If Astrid had converted to Catholicism before her marriage, everything would have been much simpler. Yet, the Belgian royal family were concerned that any such conversion should be motivated, not by mere political expediency, but by sincere conviction of the truth of the Catholic faith. The Princess' father-in-law, King Albert I, had confided to Cardinal van Roey that he suspected Astrid would become a Catholic in due course, provided she were treated with gentleness and consideration. Indeed, after her arrival in Belgium, Astrid not only honored the conditions of her marriage, by raising no objections to her daughter's education in the Catholic faith, but also ceased attending Protestant services and began to accompany her husband to Sunday Mass. In 1928, two years after her marriage, she informed Cardinal van Roey, through Leopold, that she desired instruction in the Catholic faith. Canon Dessain, the Cardinal's secretary, became her teacher. Dessain, who had studied law at Oxford, was familiar with Protestantism and spoke fluent English, facilitating his interaction with Astrid, who initially spoke better English than French, let alone Dutch. The Princess' catechesis remained secret, since nobody knew what the outcome would be. By Easter, 1930, however, it was clear that Astrid wished to become a Catholic.

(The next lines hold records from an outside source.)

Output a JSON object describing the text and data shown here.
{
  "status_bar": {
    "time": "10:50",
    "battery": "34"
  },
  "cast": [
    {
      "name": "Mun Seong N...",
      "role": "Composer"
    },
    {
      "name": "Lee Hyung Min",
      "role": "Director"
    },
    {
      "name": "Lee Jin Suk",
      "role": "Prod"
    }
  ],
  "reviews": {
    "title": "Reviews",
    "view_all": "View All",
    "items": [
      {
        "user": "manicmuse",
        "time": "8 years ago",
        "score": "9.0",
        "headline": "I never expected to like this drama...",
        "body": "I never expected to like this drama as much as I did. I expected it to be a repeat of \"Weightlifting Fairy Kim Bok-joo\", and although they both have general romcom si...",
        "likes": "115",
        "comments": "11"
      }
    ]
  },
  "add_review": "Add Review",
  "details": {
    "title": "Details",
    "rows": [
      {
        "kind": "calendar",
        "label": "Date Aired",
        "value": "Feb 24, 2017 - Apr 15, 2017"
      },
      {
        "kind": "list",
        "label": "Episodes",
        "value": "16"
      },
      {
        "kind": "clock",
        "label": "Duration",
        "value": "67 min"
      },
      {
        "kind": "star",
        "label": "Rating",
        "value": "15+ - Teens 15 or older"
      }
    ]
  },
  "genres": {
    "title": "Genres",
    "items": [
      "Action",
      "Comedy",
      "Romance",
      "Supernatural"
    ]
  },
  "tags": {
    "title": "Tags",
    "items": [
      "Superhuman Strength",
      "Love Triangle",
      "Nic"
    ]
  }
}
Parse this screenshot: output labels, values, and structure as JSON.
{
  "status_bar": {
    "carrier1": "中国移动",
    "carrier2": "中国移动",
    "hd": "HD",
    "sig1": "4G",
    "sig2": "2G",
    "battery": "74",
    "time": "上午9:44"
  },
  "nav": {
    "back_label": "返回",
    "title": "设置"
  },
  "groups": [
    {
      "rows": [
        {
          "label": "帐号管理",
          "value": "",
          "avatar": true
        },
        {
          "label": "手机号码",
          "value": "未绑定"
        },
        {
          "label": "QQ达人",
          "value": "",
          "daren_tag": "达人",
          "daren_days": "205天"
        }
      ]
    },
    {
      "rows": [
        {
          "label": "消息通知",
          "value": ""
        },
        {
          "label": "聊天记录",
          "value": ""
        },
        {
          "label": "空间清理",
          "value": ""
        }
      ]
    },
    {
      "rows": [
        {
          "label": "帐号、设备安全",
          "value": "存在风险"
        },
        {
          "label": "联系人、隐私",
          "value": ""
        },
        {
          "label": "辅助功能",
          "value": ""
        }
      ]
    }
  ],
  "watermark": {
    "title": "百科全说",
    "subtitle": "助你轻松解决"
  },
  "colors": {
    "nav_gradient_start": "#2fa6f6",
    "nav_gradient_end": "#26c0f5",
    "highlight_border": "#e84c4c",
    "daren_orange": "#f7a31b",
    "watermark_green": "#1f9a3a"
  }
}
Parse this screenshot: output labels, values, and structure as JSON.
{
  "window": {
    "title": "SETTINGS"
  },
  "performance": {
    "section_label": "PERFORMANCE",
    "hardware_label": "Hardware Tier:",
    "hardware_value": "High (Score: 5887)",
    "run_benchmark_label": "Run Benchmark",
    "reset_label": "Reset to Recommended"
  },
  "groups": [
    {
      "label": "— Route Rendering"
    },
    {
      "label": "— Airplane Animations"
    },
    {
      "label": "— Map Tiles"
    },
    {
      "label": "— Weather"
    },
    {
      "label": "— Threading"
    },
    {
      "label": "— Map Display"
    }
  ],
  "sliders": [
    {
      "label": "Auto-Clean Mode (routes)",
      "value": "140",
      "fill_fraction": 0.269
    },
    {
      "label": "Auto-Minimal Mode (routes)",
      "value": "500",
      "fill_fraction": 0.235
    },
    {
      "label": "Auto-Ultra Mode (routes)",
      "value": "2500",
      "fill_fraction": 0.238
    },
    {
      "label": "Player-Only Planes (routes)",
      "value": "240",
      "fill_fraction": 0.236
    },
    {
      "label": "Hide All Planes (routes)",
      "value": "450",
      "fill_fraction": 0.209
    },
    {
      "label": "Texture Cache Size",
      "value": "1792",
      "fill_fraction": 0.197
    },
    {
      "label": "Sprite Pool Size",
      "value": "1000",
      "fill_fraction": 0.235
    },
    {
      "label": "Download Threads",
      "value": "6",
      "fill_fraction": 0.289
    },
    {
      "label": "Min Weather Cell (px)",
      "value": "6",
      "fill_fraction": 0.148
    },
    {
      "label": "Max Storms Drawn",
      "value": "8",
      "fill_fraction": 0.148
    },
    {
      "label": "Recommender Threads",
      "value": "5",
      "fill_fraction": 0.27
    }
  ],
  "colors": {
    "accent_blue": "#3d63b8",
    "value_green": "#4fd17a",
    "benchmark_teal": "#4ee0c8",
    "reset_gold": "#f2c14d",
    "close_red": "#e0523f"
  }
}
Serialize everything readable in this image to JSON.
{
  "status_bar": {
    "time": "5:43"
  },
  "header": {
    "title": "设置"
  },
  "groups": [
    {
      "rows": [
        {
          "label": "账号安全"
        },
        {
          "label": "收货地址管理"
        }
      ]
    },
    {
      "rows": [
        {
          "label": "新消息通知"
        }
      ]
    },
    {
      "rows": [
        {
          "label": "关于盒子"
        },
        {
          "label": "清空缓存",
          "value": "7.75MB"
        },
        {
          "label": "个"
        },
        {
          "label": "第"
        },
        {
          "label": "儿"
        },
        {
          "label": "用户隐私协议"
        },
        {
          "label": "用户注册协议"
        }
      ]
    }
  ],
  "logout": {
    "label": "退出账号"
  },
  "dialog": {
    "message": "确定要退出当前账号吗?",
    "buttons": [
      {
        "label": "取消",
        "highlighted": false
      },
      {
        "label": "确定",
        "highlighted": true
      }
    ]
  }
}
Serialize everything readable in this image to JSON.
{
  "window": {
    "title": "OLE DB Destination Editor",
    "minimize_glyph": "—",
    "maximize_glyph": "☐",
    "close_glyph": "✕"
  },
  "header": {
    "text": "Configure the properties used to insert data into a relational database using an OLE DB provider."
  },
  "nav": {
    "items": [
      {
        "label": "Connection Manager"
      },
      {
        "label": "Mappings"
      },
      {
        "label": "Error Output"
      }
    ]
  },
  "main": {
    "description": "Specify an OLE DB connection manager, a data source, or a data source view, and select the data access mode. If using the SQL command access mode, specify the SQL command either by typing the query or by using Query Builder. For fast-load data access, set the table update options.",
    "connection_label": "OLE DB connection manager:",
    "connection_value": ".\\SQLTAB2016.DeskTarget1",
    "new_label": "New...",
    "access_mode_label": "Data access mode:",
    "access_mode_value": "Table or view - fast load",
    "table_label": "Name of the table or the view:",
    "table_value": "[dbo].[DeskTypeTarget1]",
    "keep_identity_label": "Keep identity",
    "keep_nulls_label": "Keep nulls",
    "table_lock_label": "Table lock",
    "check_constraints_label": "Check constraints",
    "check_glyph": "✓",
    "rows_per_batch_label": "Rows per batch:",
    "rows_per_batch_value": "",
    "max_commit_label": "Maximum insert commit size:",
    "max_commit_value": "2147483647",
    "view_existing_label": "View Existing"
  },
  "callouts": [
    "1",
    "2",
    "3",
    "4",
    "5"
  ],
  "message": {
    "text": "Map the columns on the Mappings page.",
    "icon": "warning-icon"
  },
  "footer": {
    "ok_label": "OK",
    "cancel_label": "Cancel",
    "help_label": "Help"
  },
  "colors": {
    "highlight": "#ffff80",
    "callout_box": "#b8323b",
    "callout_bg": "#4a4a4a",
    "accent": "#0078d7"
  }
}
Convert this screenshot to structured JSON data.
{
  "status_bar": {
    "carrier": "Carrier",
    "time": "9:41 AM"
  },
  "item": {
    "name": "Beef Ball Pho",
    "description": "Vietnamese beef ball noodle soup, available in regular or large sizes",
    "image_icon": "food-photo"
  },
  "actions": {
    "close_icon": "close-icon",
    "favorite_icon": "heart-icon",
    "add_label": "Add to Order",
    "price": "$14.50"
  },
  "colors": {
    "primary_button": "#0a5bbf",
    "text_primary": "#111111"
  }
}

Astrid's formal reception into the Roman Catholic Church took place some months later, on August 5, 1930, in an intimate ceremony in the chapel of the episcopal palace of Malines, in the presence of Prince Leopold, Cardinal van Roey, the Cardinal's secretaries, Canon Dessain and Abbé Leclef, and a Mademoiselle Dessain, who served as the Princess' sponsor. Astrid made her profession of faith and received Confirmation. She had already, of course, been confirmed in the Lutheran church as a young girl, but the Catholic church did not consider the sacrament to be valid. By contrast, no baptism took place, since the Catholic church did view the baptism administered by the Swedish church as valid. The next day, she received the Holy Eucharist for the first time. Astrid's childhood friend Anna Sparre relates in her memoir, Vännen min (1985), that the Princess took her conversion deeply to heart, writing Anna a sober, sincere letter describing the ceremony and declaring that her decision to become a Catholic gave her peace of soul. Apparently, Astrid also touchingly described her conversion, and her first Confession, in a letter to her mother, Princess Ingeborg of Sweden, noting her happiness at finally being able to go to Communion with Leopold. Upon becoming engaged to the handsome Belgian prince, a delighted Astrid had written to her youthful religious educator and mentor, the Archbishop of Uppsala, Nathan Söderblom, that Leopold's soul was even more beautiful than his appearance. Now, it seems, Astrid was pleased to be more fully spiritually united to Leopold, by embracing his religion.